Pity the scientist who messes with Texas oil and gas. InsideClimateNews is following the twisted story of how San Antonio lost state funding to battle its growing air pollution problem — all because it released information about its growing air pollution problem.
In a nutshell: earlier this month, scientists with the Alamo Area Council of Governments (AACOG) in San Antonio released the first part of a major study, funded by the Texas Commission on Environmental Quality (TCEQ), evaluating the impact of oil and gas drilling in the region’s Eagle Ford Shale. Among other things, it found that by 2018, drilling is going to cause a major increase in the release of volatile organic compounds (VOCs) into the air: an increase of as much as 281 percent compared to 2012 levels.
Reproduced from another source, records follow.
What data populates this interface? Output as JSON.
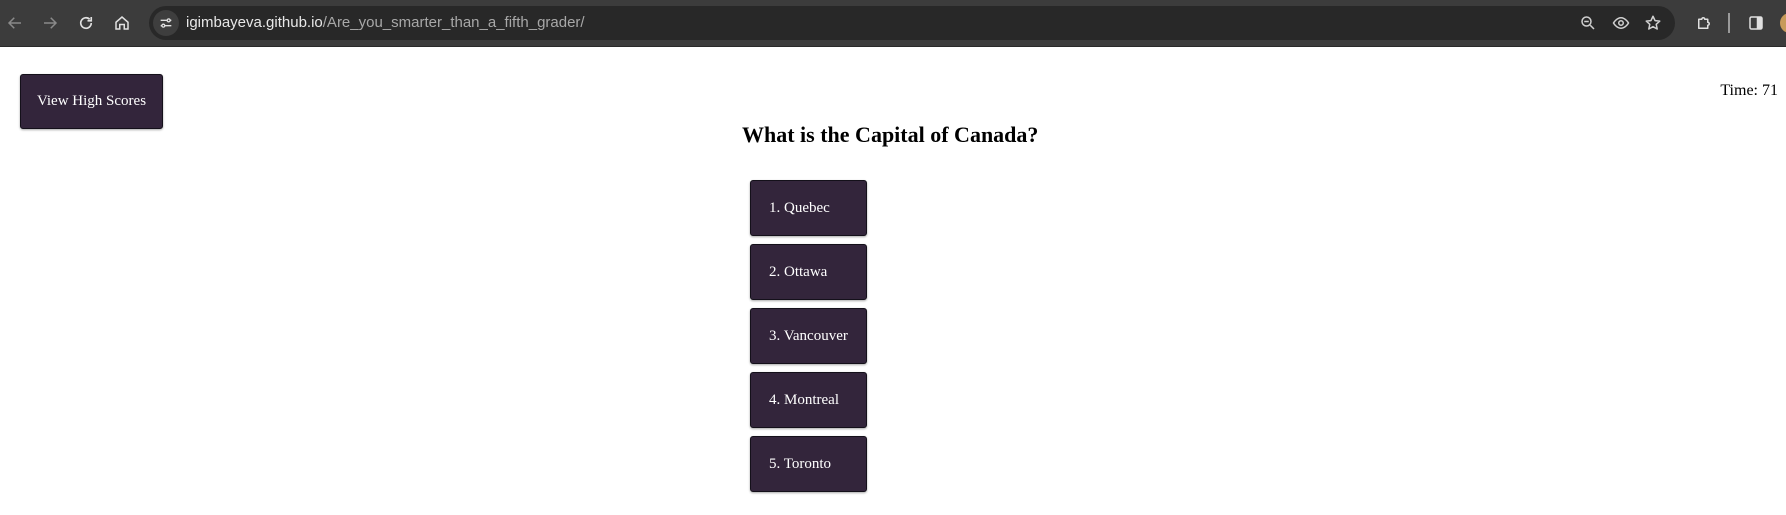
{
  "browser": {
    "url_host": "igimbayeva.github.io",
    "url_path": "/Are_you_smarter_than_a_fifth_grader/"
  },
  "header": {
    "high_scores_label": "View High Scores",
    "timer_label": "Time:",
    "timer_value": "71"
  },
  "quiz": {
    "question": "What is the Capital of Canada?",
    "choices": [
      {
        "label": "1. Quebec"
      },
      {
        "label": "2. Ottawa"
      },
      {
        "label": "3. Vancouver"
      },
      {
        "label": "4. Montreal"
      },
      {
        "label": "5. Toronto"
      }
    ]
  },
  "colors": {
    "button_bg": "#33253b",
    "button_text": "#ffffff",
    "browser_chrome": "#3c3c3c"
  }
}
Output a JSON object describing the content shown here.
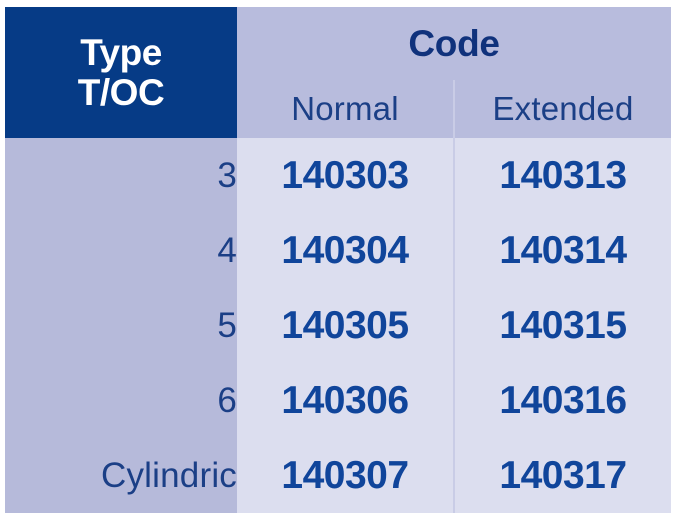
{
  "table": {
    "header": {
      "type_label_line1": "Type",
      "type_label_line2": "T/OC",
      "code_label": "Code",
      "sub_normal": "Normal",
      "sub_extended": "Extended"
    },
    "rows": [
      {
        "type": "3",
        "normal": "140303",
        "extended": "140313"
      },
      {
        "type": "4",
        "normal": "140304",
        "extended": "140314"
      },
      {
        "type": "5",
        "normal": "140305",
        "extended": "140315"
      },
      {
        "type": "6",
        "normal": "140306",
        "extended": "140316"
      },
      {
        "type": "Cylindric",
        "normal": "140307",
        "extended": "140317"
      }
    ],
    "colors": {
      "header_navy_bg": "#063b86",
      "header_navy_text": "#ffffff",
      "header_code_bg": "#b8bcdd",
      "header_code_text": "#10327c",
      "type_cell_bg": "#b6bada",
      "type_cell_text": "#1b3f86",
      "code_cell_bg": "#dcdeef",
      "code_cell_text": "#10459b",
      "grid_line": "#c9cce6",
      "page_bg": "#ffffff"
    }
  }
}
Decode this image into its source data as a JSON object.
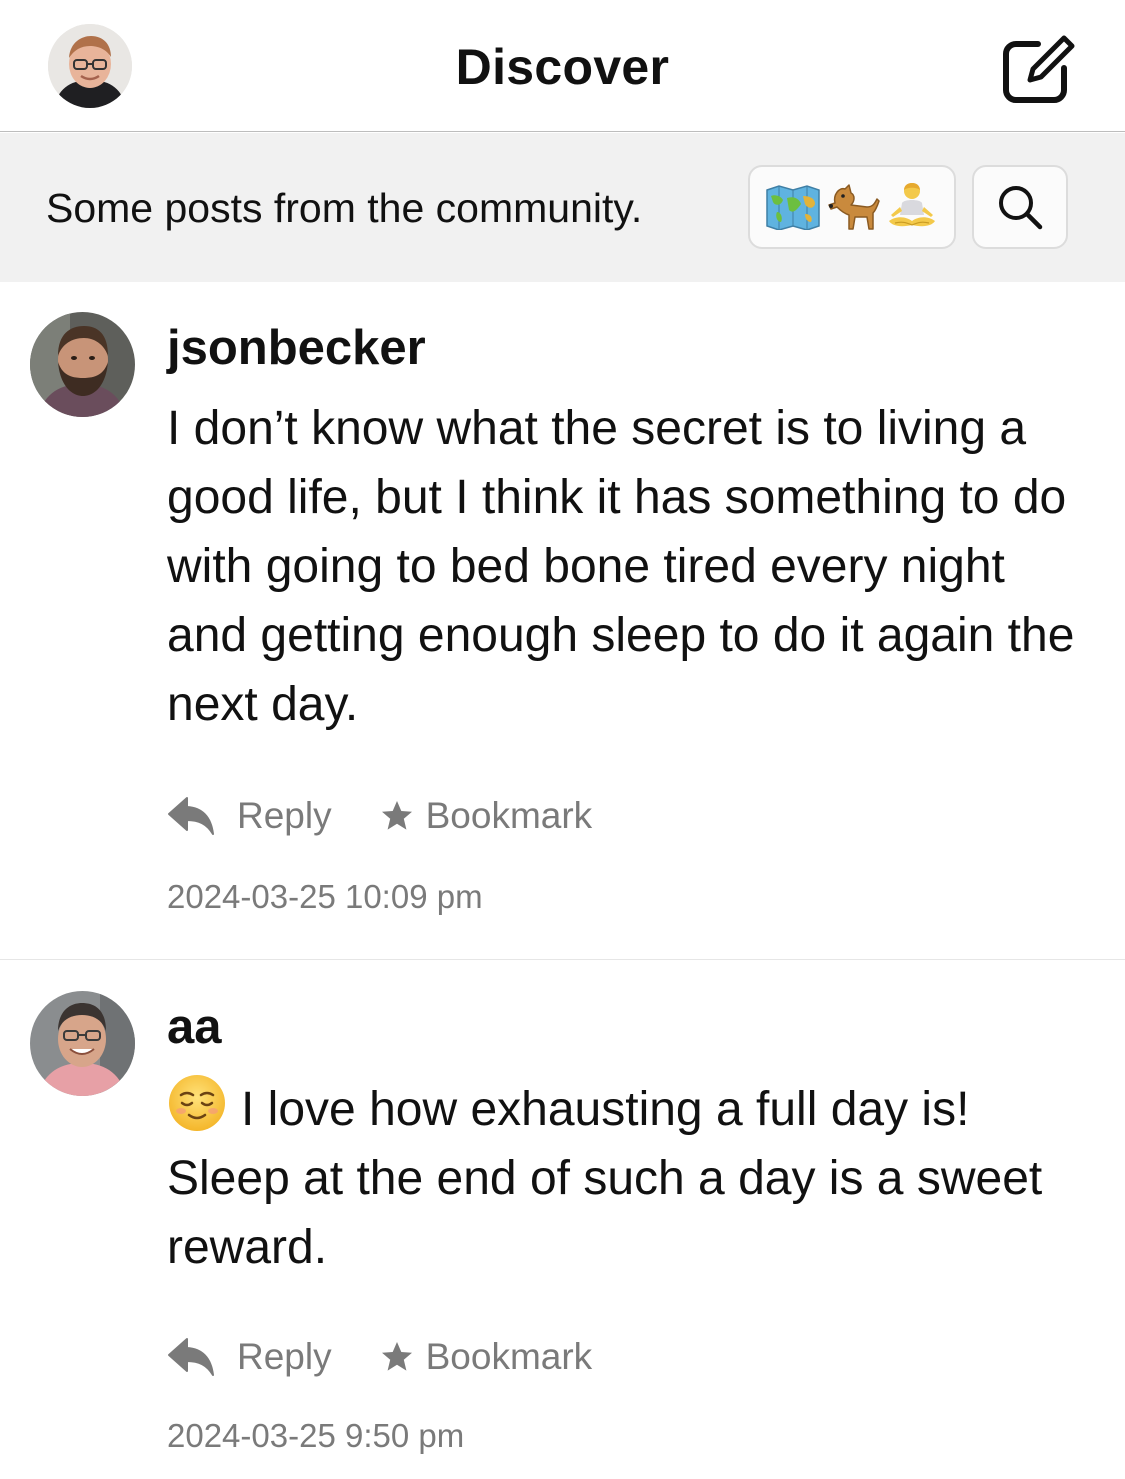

VOCs are linked to respiratory, neurological and other health problems.
Strangely enough, right after the study came out, the state slashed AACOG’s air-quality planning budget by 25 percent, depriving the council of $182,000 and keeping its funding flat at $569,800. What happened? According to TCEQ, the coalition is being punished for posting a summary of the study on its website. ”We had some issues with [the Alamo area council] not necessarily complying with all their contractual obligations,” TCEQ air quality division director David Brymer explained to the Statesman. They “presented some information to the public and the media that we had paid for but hadn’t seen yet.”
Peter Bella, AACOG’s natural resources director, admits that he’s the one who posted the study. But Bella, who’s spent 15 years with the coalition, told InsideClimateNews that he doesn’t really think he made a $182,000 error. ”I thought the state environmental agency would be happy I was making progress and bringing data forward,” he said. “Part of the difficulty is that I have yet to receive a true indication of the true nature of the breach.”
Others are suggesting that the real reason why TCEQ is punishing the council is because the information it released makes the oil and gas industry look bad.
“This is among the more petulant, childish and vindictive things I’ve seen TCEQ do,” said Al Armendariz, a former EPA regional administrator who now works for the Beyond Coal campaign at the Texas chapter of the Sierra Club. “It’s cheap, it’s schoolyard bullying…to go after a local government whose sole mission is to protect public health.”
According to Bella, the lost funds would have been used for other air pollution reduction methods, “including public education and cost-benefit analyses for voluntary reduction measures.” On Wednesday, the AACOG Air Improvement Resources Executive Committee voted unanimously to ask the state to restore the grants.